#### EXERCISE REQUIREMENTS:
Each record that follows should be duplicated exactly, except for its pictures.

EXTRACTED ENTRIES: Begin

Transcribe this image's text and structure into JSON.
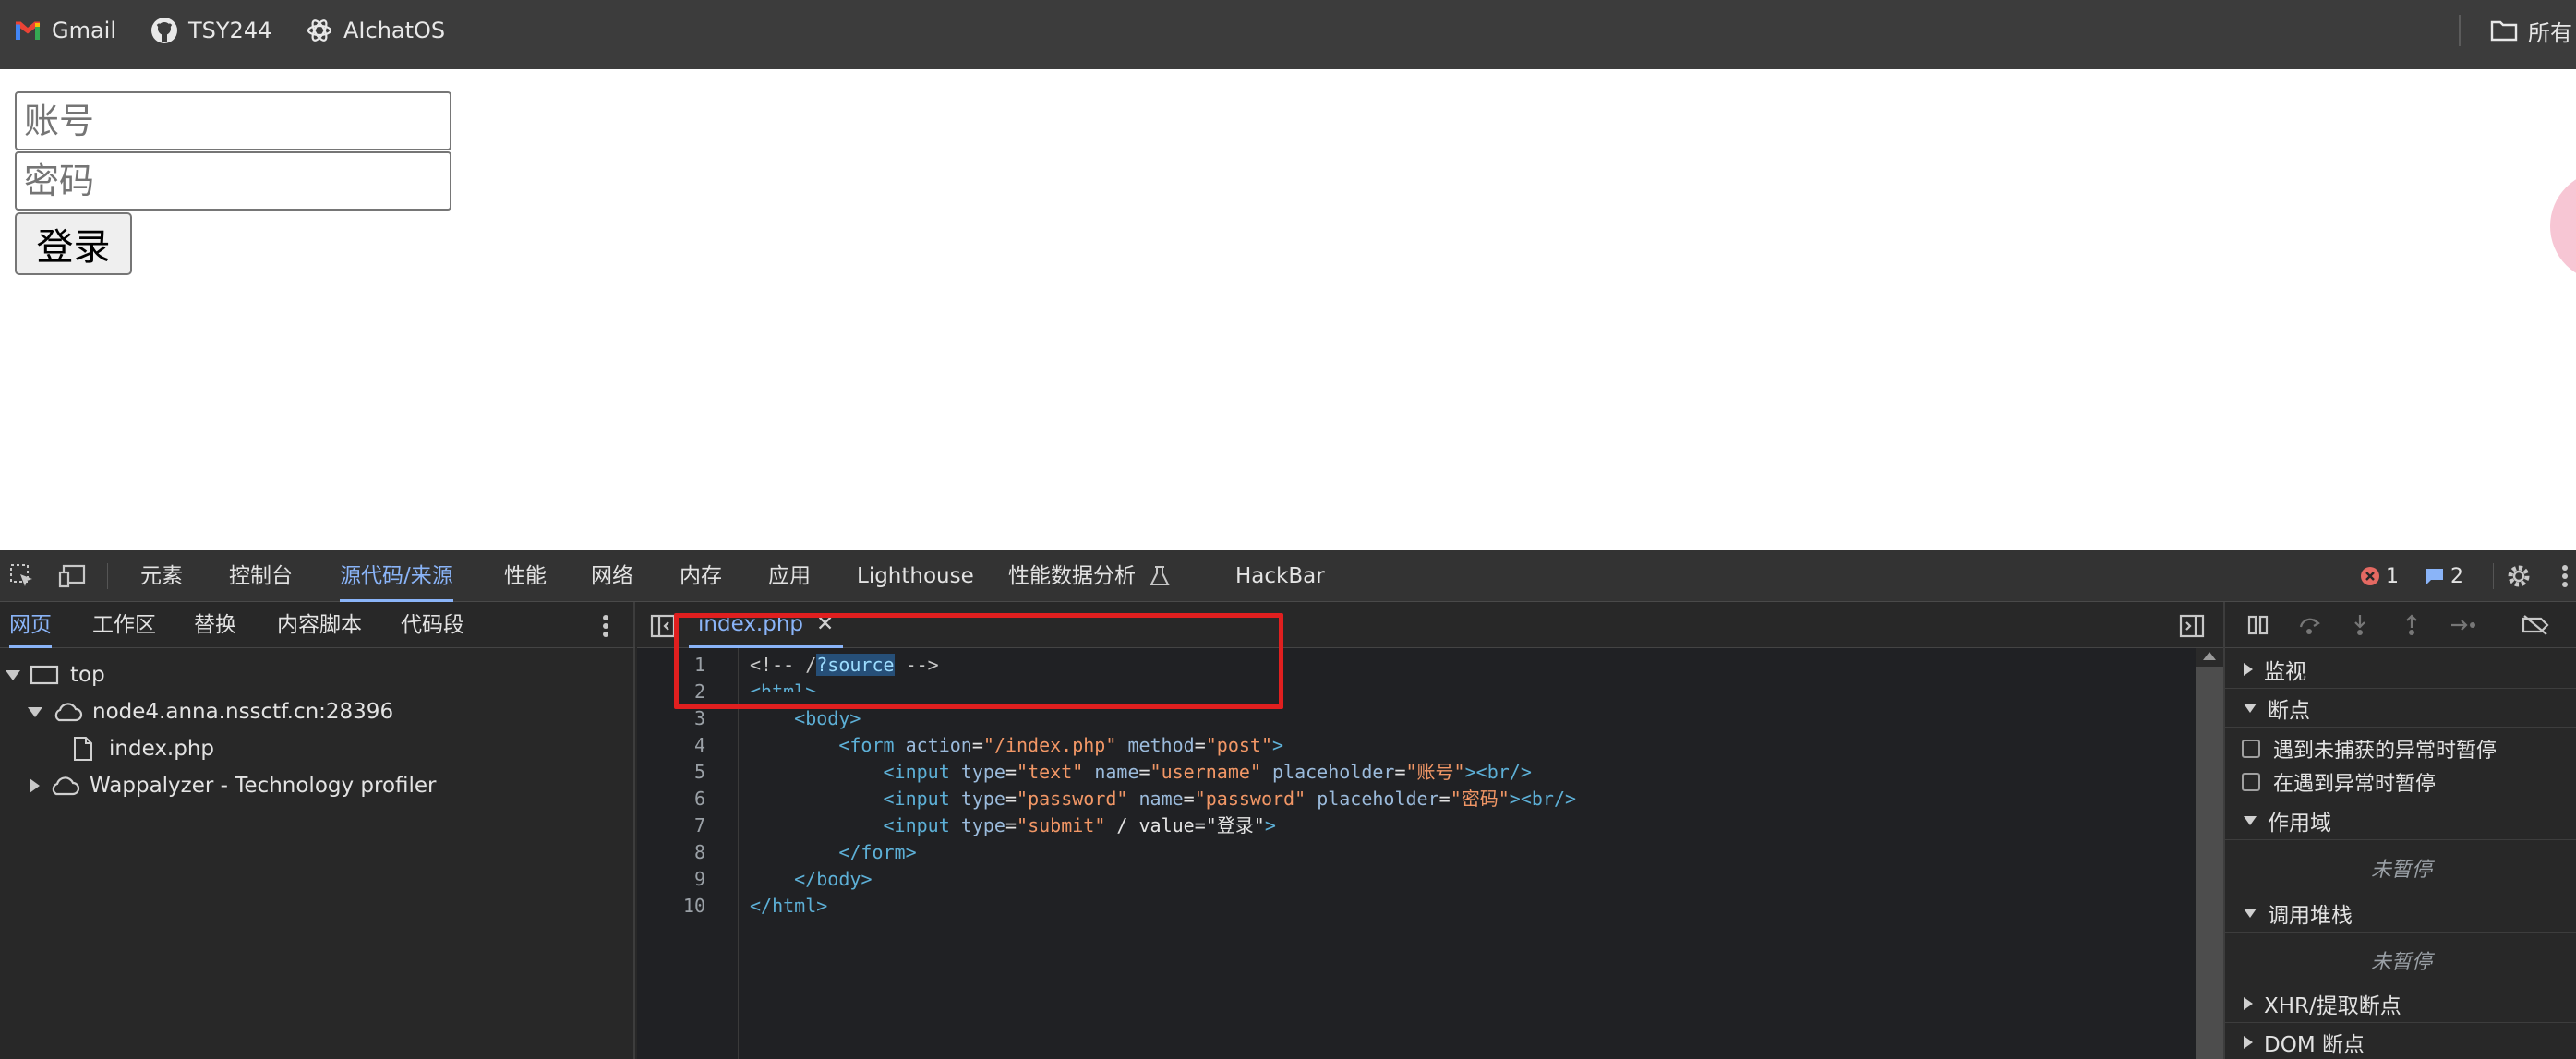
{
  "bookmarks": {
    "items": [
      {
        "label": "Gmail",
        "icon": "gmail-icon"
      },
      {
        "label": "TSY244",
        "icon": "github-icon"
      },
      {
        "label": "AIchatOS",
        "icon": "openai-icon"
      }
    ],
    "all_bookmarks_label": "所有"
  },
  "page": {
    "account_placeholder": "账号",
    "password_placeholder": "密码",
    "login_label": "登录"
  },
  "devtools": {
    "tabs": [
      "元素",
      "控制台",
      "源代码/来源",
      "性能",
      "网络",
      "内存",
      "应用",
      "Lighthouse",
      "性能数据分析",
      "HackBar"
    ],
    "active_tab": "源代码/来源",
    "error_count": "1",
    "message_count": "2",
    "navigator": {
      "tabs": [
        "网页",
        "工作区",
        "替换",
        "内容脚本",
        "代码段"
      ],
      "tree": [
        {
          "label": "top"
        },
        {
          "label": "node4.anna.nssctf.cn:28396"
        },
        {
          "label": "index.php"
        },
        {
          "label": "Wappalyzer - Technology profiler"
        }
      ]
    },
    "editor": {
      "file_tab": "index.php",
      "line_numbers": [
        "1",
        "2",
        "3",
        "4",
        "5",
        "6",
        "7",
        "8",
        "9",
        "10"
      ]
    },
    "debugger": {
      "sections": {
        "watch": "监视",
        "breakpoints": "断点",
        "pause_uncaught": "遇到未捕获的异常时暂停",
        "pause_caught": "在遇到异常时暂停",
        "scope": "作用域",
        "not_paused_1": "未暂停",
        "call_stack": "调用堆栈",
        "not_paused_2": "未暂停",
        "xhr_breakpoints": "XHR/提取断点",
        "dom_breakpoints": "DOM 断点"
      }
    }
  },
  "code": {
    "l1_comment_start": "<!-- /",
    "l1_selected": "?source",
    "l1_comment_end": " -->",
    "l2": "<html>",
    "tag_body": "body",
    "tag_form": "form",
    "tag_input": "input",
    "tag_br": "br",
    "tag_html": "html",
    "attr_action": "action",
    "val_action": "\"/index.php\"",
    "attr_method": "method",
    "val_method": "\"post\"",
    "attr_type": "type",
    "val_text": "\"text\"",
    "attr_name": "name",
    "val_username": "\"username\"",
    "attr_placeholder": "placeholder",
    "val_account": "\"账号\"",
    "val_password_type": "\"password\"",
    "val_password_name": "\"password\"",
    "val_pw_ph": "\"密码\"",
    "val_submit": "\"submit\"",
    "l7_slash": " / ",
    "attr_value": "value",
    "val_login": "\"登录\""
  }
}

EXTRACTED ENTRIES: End

#### ANSWER SPACE:
Transcribe this image's text and structure into JSON.
{
  "bookmarks": {
    "items": [
      {
        "label": "Gmail",
        "icon": "gmail-icon"
      },
      {
        "label": "TSY244",
        "icon": "github-icon"
      },
      {
        "label": "AIchatOS",
        "icon": "openai-icon"
      }
    ],
    "all_bookmarks_label": "所有"
  },
  "page": {
    "account_placeholder": "账号",
    "password_placeholder": "密码",
    "login_label": "登录"
  },
  "devtools": {
    "tabs": [
      "元素",
      "控制台",
      "源代码/来源",
      "性能",
      "网络",
      "内存",
      "应用",
      "Lighthouse",
      "性能数据分析",
      "HackBar"
    ],
    "active_tab": "源代码/来源",
    "error_count": "1",
    "message_count": "2",
    "navigator": {
      "tabs": [
        "网页",
        "工作区",
        "替换",
        "内容脚本",
        "代码段"
      ],
      "tree": [
        {
          "label": "top"
        },
        {
          "label": "node4.anna.nssctf.cn:28396"
        },
        {
          "label": "index.php"
        },
        {
          "label": "Wappalyzer - Technology profiler"
        }
      ]
    },
    "editor": {
      "file_tab": "index.php",
      "line_numbers": [
        "1",
        "2",
        "3",
        "4",
        "5",
        "6",
        "7",
        "8",
        "9",
        "10"
      ]
    },
    "debugger": {
      "sections": {
        "watch": "监视",
        "breakpoints": "断点",
        "pause_uncaught": "遇到未捕获的异常时暂停",
        "pause_caught": "在遇到异常时暂停",
        "scope": "作用域",
        "not_paused_1": "未暂停",
        "call_stack": "调用堆栈",
        "not_paused_2": "未暂停",
        "xhr_breakpoints": "XHR/提取断点",
        "dom_breakpoints": "DOM 断点"
      }
    }
  },
  "code": {
    "l1_comment_start": "<!-- /",
    "l1_selected": "?source",
    "l1_comment_end": " -->",
    "l2": "<html>",
    "tag_body": "body",
    "tag_form": "form",
    "tag_input": "input",
    "tag_br": "br",
    "tag_html": "html",
    "attr_action": "action",
    "val_action": "\"/index.php\"",
    "attr_method": "method",
    "val_method": "\"post\"",
    "attr_type": "type",
    "val_text": "\"text\"",
    "attr_name": "name",
    "val_username": "\"username\"",
    "attr_placeholder": "placeholder",
    "val_account": "\"账号\"",
    "val_password_type": "\"password\"",
    "val_password_name": "\"password\"",
    "val_pw_ph": "\"密码\"",
    "val_submit": "\"submit\"",
    "l7_slash": " / ",
    "attr_value": "value",
    "val_login": "\"登录\""
  }
}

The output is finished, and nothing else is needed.